**Exercise directions**
Filter the listing below down to the lines with the word "title" and copy those.
|---|
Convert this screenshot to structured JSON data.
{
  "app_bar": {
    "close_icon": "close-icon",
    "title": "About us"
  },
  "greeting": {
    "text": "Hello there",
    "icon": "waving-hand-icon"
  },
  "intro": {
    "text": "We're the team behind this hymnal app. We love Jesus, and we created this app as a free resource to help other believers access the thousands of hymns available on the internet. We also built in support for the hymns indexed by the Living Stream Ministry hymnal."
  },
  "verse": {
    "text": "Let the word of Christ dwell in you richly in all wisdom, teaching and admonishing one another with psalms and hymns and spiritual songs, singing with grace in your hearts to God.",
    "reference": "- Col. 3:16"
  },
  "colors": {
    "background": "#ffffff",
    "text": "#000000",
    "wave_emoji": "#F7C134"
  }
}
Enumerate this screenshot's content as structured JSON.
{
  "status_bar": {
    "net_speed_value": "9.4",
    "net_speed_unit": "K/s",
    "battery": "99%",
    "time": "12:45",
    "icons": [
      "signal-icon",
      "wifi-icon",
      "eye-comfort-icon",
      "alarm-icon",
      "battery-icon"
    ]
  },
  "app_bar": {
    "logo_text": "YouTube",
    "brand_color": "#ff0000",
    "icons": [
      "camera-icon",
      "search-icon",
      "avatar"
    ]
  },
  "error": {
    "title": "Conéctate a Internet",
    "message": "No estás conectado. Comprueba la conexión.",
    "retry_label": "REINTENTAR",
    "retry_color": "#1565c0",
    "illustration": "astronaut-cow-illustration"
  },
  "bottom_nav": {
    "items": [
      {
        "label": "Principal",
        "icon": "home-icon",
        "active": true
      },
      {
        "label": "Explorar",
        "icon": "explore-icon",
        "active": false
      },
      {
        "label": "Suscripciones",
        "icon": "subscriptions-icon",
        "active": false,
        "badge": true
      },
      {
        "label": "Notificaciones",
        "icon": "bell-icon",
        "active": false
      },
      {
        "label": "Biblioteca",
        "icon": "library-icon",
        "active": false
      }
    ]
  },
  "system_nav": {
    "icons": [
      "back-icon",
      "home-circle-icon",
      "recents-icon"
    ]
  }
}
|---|
**Output for this task**
    "title": "About us"
    "title": "Conéctate a Internet",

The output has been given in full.